# A simple 2D molecular dynamics simulation

The code below uses the above Vector2D class to implement a simple molecular dynamics simulation of circular particles with identical masses moving in two dimensions. All particles initially have the same speed; the collisions equilibrate the speeds to the Maxwell–Boltzmann distribution, as demonstrated by the figure shown below.

Note: whilst elegant, the object-oriented approach taken here is not the fastest: there is an overhead to instantiating multiple objects, which becomes significant when many particles and collisions need to be considered at each time step. For a faster, NumPy-only approach, see this page, which provides a script to generate an animation of a two-dimensional gas.

import math
import random
import matplotlib.pyplot as plt
from vector2d import Vector2D

class Particle:
"""A circular particle of unit mass with position and velocity."""

def __init__(self, x, y, vx, vy, radius=0.01):
self.pos = Vector2D(x, y)
self.vel = Vector2D(vx, vy)

"""Advance the particle's position according to its velocity."""

# Use periodic boundary conditions: a Particle that moves across an
# edge of the domain 0<=x<1, 0<=y<1 magically reappears at the opposite
# edge.
self.pos = (self.pos + self.vel * dt) % 1

def distance_to(self, other):
"""Return the distance from this Particle to other Particle."""
return self.pos.distance_to(other.pos)

def get_speed(self):
"""Return the speed of the Particle from its velocity."""
return abs(self.vel)

class Simulation:
"""A simple simulation of circular particles in motion."""

self.nparticles = nparticles
# Randomly initialize the particles' positions and velocity directions.
self.particles = [self.init_particle(v0) for i in range(nparticles)]
self.t = 0

def init_particle(self, v0=0.05):
"""Return a new Particle object with random position and velocity.

The position is chosen uniformly from 0 <= x < 1, 0 <= y < 1;
The velocity has fixed magnitude, v0, but random direction.

"""

x, y = random.random(), random.random()
theta = 2*math.pi * random.random()
self.v0 = v0
vx, vy = self.v0 * math.cos(theta), self.v0 * math.sin(theta)
return Particle(x, y, vx, vy, self.radius)

"""Advance the Simulation by dt in time, handling collisions."""

self.t += dt
for particle in self.particles:

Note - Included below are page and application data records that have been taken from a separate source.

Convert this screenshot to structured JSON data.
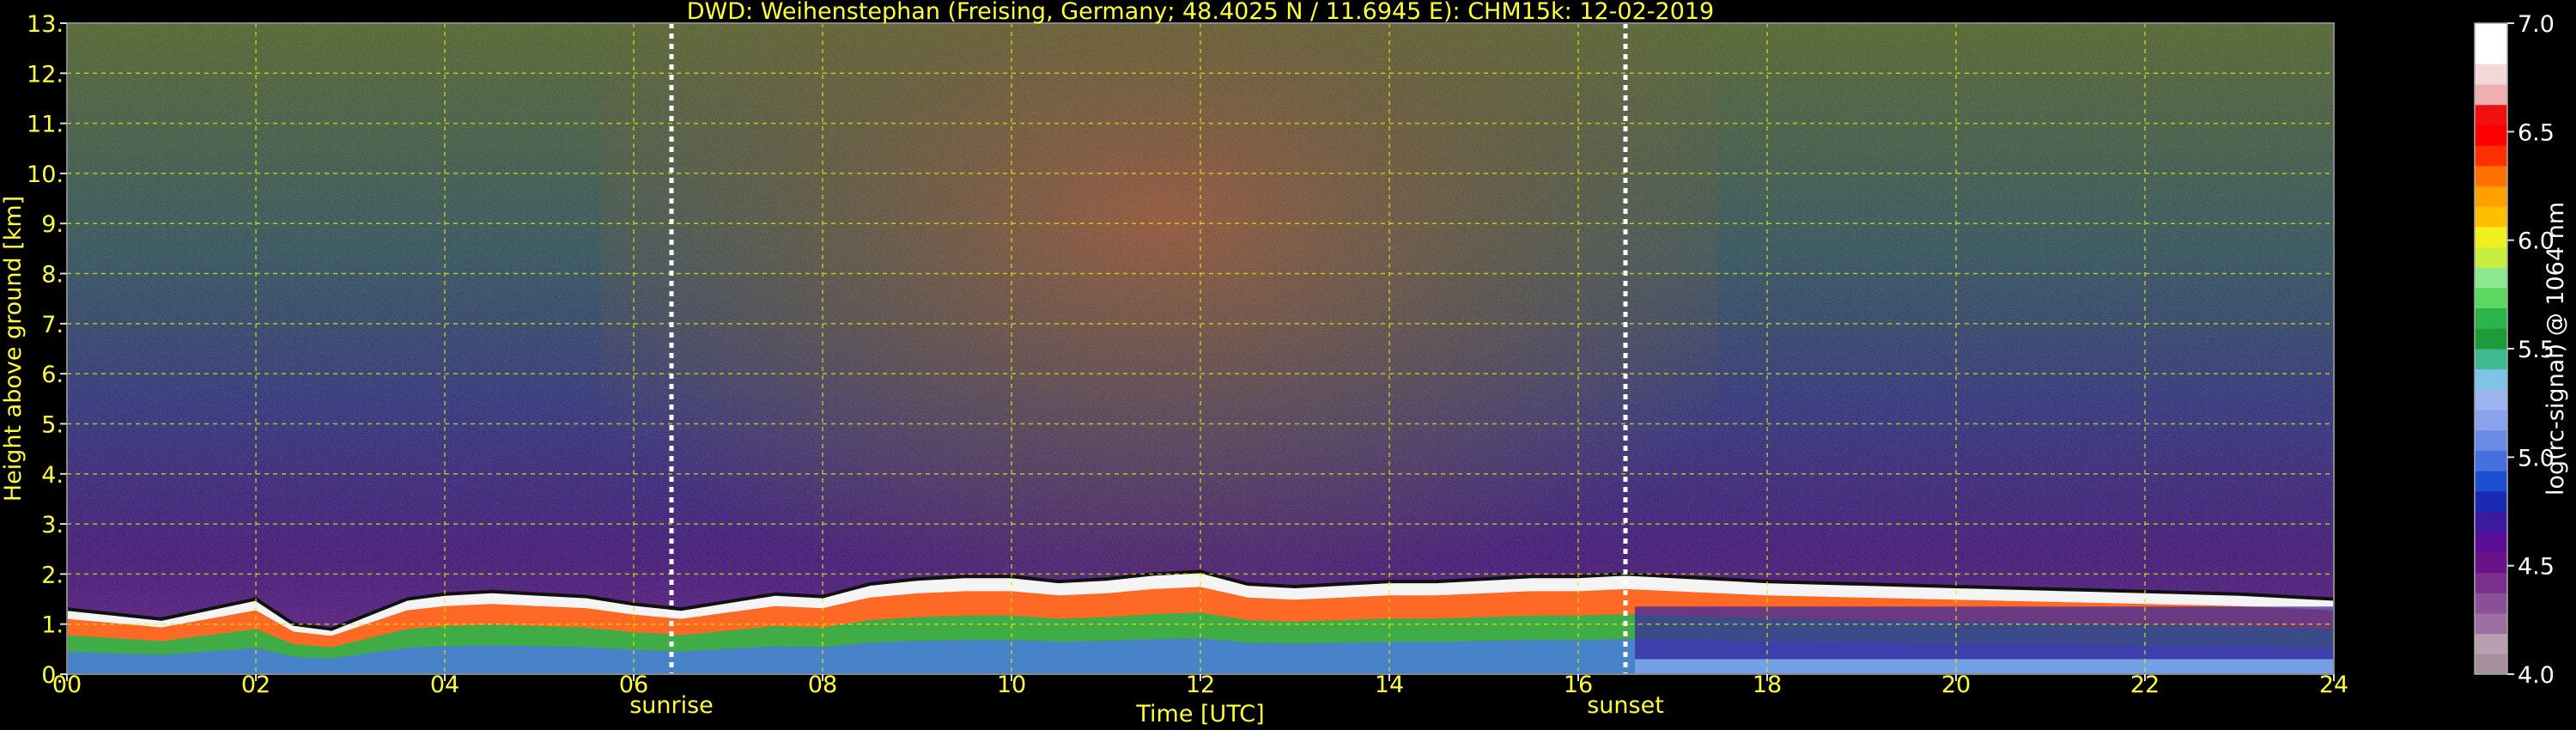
{
  "chart_data": {
    "type": "heatmap",
    "title": "DWD: Weihenstephan (Freising, Germany; 48.4025 N / 11.6945 E):    CHM15k: 12-02-2019",
    "xlabel": "Time [UTC]",
    "ylabel": "Height above ground [km]",
    "xlim": [
      0,
      24
    ],
    "ylim": [
      0,
      13
    ],
    "x_ticks": [
      "00",
      "02",
      "04",
      "06",
      "08",
      "10",
      "12",
      "14",
      "16",
      "18",
      "20",
      "22",
      "24"
    ],
    "y_ticks": [
      "0.",
      "1.",
      "2.",
      "3.",
      "4.",
      "5.",
      "6.",
      "7.",
      "8.",
      "9.",
      "10.",
      "11.",
      "12.",
      "13."
    ],
    "grid": true,
    "events": [
      {
        "label": "sunrise",
        "time": 6.4
      },
      {
        "label": "sunset",
        "time": 16.5
      }
    ],
    "boundary_layer_top_km": [
      {
        "t": 0.0,
        "h": 1.3
      },
      {
        "t": 0.5,
        "h": 1.2
      },
      {
        "t": 1.0,
        "h": 1.1
      },
      {
        "t": 1.5,
        "h": 1.3
      },
      {
        "t": 2.0,
        "h": 1.5
      },
      {
        "t": 2.4,
        "h": 1.0
      },
      {
        "t": 2.8,
        "h": 0.9
      },
      {
        "t": 3.2,
        "h": 1.2
      },
      {
        "t": 3.6,
        "h": 1.5
      },
      {
        "t": 4.0,
        "h": 1.6
      },
      {
        "t": 4.5,
        "h": 1.65
      },
      {
        "t": 5.0,
        "h": 1.6
      },
      {
        "t": 5.5,
        "h": 1.55
      },
      {
        "t": 6.0,
        "h": 1.4
      },
      {
        "t": 6.5,
        "h": 1.3
      },
      {
        "t": 7.0,
        "h": 1.45
      },
      {
        "t": 7.5,
        "h": 1.6
      },
      {
        "t": 8.0,
        "h": 1.55
      },
      {
        "t": 8.5,
        "h": 1.8
      },
      {
        "t": 9.0,
        "h": 1.9
      },
      {
        "t": 9.5,
        "h": 1.95
      },
      {
        "t": 10.0,
        "h": 1.95
      },
      {
        "t": 10.5,
        "h": 1.85
      },
      {
        "t": 11.0,
        "h": 1.9
      },
      {
        "t": 11.5,
        "h": 2.0
      },
      {
        "t": 12.0,
        "h": 2.05
      },
      {
        "t": 12.5,
        "h": 1.8
      },
      {
        "t": 13.0,
        "h": 1.75
      },
      {
        "t": 13.5,
        "h": 1.8
      },
      {
        "t": 14.0,
        "h": 1.85
      },
      {
        "t": 14.5,
        "h": 1.85
      },
      {
        "t": 15.0,
        "h": 1.9
      },
      {
        "t": 15.5,
        "h": 1.95
      },
      {
        "t": 16.0,
        "h": 1.95
      },
      {
        "t": 16.5,
        "h": 2.0
      },
      {
        "t": 17.0,
        "h": 1.95
      },
      {
        "t": 18.0,
        "h": 1.85
      },
      {
        "t": 19.0,
        "h": 1.8
      },
      {
        "t": 20.0,
        "h": 1.75
      },
      {
        "t": 21.0,
        "h": 1.7
      },
      {
        "t": 22.0,
        "h": 1.65
      },
      {
        "t": 23.0,
        "h": 1.6
      },
      {
        "t": 24.0,
        "h": 1.5
      }
    ],
    "colorbar": {
      "label": "log(rc-signal) @ 1064 nm",
      "range": [
        4.0,
        7.0
      ],
      "ticks": [
        "4.0",
        "4.5",
        "5.0",
        "5.5",
        "6.0",
        "6.5",
        "7.0"
      ],
      "colors": [
        "#a48f9a",
        "#b8a0b0",
        "#9b6fa0",
        "#8a4f96",
        "#7a2f8c",
        "#6a128a",
        "#5a0f96",
        "#3c1aa0",
        "#1a2ab4",
        "#1e4ed0",
        "#4470e0",
        "#6a8ae6",
        "#8aa2ec",
        "#9cb4f0",
        "#7fc4e8",
        "#40b890",
        "#1f9a3a",
        "#2bb44a",
        "#5ad860",
        "#8ee890",
        "#c8ee40",
        "#f0f020",
        "#ffc000",
        "#ffa000",
        "#ff7000",
        "#ff3000",
        "#ff0000",
        "#f01010",
        "#f0b0b0",
        "#f4d8d8",
        "#ffffff",
        "#ffffff"
      ]
    }
  }
}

# Find all distinct pairs of Particles currently undergoing a collision.
colliding_pair = []
for i in range(self.nparticles):
pi = self.particles[i]
for j in range(i+1, self.nparticles):
pj = self.particles[j]
# pi collides with pj if their separation is less than twice
if pi.distance_to(pj) < 2 * self.radius:
colliding_pair.append((i, j))

print('ncollisions =', len(colliding_pair))
# For each pair, the velocities change according to the kinetics of
# an elastic collision between circles.
for i,j in colliding_pair:
p1, p2 = self.particles[i], self.particles[j]
r1, r2 = p1.pos, p2.pos
v1, v2 = p1.vel, p2.vel
dr, dv = r2 - r1, v2 - v1
dv_dot_dr = dv.dot(dr)
d = r1.distance_to(r2) ** 2
p1.vel = v1 - dv_dot_dr / d * (r1 - r2)
p2.vel = v2 - dv_dot_dr / d * (r2 - r1)

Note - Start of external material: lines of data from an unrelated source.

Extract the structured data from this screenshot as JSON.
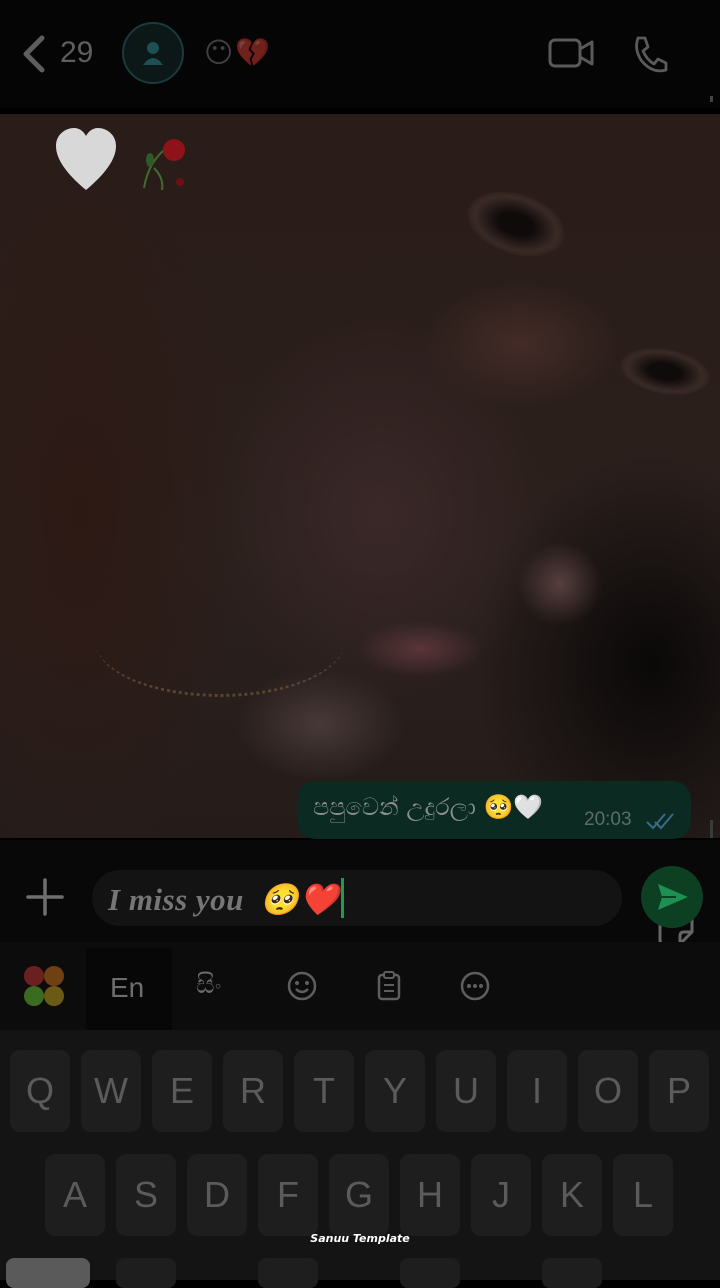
{
  "header": {
    "back_count": "29",
    "status_emoji": "😶💔"
  },
  "message": {
    "text": "පපුවෙන් උදුරලා 🥺🤍",
    "time": "20:03"
  },
  "composer": {
    "input_value": "I miss you  🥺❤️"
  },
  "keyboard_toolbar": {
    "lang_en": "En",
    "lang_si": "සිං"
  },
  "keyboard": {
    "row1": [
      "Q",
      "W",
      "E",
      "R",
      "T",
      "Y",
      "U",
      "I",
      "O",
      "P"
    ],
    "row2": [
      "A",
      "S",
      "D",
      "F",
      "G",
      "H",
      "J",
      "K",
      "L"
    ]
  },
  "watermark": "Sanuu Template",
  "colors": {
    "bubble": "#0a2a22",
    "send_button": "#0d3f22",
    "caret": "#1c9c4c"
  }
}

if __name__ == '__main__':
import numpy as np

dt = 0.02

nit = 500
dnit = nit // 10
for i in range(nit):
if not i % dnit:
print(f'{i}/{nit}')

# Plot a histogram of the Particles' speeds.
nbins = sim.nparticles // 50
hist, bins, _ = plt.hist([p.get_speed() for p in sim.particles], nbins,
density=True)
v = (bins[1:] + bins[:-1])/2

# The mean kinetic energy per Particle.
KE = sim.v0**2 / 2
# The Maxwell-Boltzmann equilibrium distribution of speeds.
a = 1 / 2 / KE
f = 2*a * v * np.exp(-a*v**2)
plt.plot(v, f)

plt.show()